Muslims in the United States: Contests over Religious Freedom and Citizenship (21428). 2 units. This course will examine the legal and political battles that have occurred in the United States since the early 2000s over the definition of Muslims’ religious freedom and political rights. We will study the types of arguments and reasons that are used by anti-Muslim groups to claim that the rights of American Muslims are conditional or exceptional. To what extent do the American disputes about Islam express broader divisions and contestations over the meanings of liberal constitutionalism, democracy and law?

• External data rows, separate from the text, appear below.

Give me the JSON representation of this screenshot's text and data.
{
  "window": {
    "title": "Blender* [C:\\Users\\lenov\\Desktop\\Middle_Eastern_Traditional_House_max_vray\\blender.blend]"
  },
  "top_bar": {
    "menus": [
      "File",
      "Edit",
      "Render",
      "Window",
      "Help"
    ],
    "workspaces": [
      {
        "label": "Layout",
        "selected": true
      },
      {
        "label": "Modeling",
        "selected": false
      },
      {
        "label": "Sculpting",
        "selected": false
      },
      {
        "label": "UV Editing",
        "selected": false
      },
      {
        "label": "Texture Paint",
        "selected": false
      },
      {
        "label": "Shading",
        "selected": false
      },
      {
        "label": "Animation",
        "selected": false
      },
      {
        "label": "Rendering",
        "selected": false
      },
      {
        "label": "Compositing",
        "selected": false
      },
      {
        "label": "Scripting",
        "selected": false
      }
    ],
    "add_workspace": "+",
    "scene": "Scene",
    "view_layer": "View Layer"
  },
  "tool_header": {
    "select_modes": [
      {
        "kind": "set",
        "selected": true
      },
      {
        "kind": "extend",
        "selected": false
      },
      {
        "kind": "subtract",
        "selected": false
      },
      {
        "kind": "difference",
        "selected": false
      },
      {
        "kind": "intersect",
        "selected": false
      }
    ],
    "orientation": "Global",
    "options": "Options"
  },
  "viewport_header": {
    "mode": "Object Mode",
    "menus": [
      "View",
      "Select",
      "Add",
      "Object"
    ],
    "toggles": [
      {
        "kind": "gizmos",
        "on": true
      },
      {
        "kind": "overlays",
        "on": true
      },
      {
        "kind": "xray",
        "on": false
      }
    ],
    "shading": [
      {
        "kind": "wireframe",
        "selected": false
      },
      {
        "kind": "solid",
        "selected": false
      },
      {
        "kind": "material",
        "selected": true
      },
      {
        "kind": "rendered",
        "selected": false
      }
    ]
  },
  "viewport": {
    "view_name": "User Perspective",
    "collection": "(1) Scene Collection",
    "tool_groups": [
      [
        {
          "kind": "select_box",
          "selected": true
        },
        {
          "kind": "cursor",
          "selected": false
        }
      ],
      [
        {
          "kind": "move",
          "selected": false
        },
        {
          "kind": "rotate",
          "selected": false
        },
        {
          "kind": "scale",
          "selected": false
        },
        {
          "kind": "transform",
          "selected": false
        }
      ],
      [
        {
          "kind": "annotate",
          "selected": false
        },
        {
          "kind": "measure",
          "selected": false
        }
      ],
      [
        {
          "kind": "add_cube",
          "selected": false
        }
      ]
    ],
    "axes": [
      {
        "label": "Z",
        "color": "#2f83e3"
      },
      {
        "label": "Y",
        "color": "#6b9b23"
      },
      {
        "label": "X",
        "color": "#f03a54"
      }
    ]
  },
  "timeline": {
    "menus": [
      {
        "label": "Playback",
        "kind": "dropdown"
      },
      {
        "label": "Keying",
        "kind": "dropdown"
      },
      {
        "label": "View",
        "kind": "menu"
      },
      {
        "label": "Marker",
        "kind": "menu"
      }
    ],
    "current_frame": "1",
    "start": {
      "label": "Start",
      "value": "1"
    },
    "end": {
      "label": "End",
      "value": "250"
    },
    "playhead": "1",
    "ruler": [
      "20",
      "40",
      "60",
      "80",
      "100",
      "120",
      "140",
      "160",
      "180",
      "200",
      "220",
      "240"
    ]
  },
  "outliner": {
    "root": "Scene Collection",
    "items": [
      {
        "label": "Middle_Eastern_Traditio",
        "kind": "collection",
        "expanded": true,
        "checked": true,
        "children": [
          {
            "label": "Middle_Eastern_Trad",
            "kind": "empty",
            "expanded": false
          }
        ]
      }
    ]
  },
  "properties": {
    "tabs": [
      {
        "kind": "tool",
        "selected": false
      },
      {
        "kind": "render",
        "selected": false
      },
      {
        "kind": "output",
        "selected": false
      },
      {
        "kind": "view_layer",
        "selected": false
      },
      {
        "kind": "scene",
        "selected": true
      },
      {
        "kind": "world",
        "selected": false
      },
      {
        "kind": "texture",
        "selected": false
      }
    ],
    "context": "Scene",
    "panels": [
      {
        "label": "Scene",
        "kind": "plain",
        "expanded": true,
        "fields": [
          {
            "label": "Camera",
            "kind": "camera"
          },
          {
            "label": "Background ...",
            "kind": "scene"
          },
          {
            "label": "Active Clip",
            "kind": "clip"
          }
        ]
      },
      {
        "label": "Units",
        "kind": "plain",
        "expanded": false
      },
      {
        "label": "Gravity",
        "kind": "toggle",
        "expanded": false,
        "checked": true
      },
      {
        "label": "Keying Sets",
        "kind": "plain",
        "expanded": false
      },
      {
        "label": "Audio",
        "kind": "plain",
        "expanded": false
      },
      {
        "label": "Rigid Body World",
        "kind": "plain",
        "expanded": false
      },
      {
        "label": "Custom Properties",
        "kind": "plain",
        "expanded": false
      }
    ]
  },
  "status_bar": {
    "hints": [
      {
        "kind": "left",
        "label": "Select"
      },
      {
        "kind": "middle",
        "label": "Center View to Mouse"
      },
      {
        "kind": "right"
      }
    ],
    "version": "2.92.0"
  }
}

Drawing upon the study of specific legal cases and public controversies, the course will demonstrate how both anti-Muslim groups and American Muslim organizations have resorted to law to defend their rights and views. The course will also analyze the complex effects of these legal battles on the political participation and religious practice of American Muslims. While focusing on some of the key legal battles (around Sharia and mosques) that have occurred in the past decade, the course will propose insights from the social scientific literature, and from similar controversies in Europe and Canada. Paper required. N. Marzouki.